How many lines of these records hold the string "Samsung"? Reply with the number alone.

- [Data provided]:

"""

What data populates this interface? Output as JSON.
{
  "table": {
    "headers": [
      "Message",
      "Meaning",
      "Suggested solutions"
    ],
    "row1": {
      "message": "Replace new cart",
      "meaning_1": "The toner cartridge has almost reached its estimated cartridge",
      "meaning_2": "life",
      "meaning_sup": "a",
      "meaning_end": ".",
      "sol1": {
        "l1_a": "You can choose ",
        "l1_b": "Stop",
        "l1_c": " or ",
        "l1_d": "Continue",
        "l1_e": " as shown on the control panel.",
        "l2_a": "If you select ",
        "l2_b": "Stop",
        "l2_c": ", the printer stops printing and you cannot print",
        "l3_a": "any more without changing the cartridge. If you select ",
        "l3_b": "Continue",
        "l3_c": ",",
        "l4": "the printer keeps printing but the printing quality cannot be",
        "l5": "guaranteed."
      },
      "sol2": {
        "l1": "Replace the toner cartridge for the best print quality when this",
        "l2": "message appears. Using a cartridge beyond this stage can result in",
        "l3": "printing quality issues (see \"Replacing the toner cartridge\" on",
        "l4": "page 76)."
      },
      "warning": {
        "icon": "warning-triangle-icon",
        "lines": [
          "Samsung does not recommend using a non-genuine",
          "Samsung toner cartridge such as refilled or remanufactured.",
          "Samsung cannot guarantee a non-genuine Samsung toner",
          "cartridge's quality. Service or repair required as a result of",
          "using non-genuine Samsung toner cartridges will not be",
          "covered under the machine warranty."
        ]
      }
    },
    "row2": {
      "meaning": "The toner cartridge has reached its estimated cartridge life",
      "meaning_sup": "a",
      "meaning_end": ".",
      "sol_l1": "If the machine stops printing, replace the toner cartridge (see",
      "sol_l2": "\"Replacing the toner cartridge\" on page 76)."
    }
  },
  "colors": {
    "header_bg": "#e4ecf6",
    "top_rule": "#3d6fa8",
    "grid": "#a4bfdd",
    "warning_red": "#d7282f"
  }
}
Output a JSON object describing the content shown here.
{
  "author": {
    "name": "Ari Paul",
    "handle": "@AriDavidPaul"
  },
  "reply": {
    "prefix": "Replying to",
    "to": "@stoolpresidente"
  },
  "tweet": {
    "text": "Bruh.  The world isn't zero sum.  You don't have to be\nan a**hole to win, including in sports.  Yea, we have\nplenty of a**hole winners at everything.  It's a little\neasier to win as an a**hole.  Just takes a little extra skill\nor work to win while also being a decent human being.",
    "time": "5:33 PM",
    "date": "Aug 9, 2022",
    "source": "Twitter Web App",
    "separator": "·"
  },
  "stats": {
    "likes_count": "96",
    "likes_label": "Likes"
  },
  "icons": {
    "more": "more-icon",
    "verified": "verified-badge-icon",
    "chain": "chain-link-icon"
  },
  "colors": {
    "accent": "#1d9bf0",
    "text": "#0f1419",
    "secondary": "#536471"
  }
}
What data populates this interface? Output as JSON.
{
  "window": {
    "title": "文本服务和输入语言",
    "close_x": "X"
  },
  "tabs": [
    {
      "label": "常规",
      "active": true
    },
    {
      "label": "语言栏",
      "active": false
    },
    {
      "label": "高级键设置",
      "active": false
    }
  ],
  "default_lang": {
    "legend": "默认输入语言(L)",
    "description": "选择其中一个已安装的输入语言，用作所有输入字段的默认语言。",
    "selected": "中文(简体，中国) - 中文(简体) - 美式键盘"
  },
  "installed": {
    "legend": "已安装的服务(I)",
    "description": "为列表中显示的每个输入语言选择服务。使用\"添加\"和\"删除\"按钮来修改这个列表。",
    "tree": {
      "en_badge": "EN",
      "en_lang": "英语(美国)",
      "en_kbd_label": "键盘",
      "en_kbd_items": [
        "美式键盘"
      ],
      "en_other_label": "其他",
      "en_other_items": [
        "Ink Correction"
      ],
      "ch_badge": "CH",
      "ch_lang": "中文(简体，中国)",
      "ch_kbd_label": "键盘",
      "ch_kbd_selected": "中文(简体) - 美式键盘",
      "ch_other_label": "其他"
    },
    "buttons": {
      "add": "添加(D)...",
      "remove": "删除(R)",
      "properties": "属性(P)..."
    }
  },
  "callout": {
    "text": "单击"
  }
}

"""

- [Solution to this task]: 4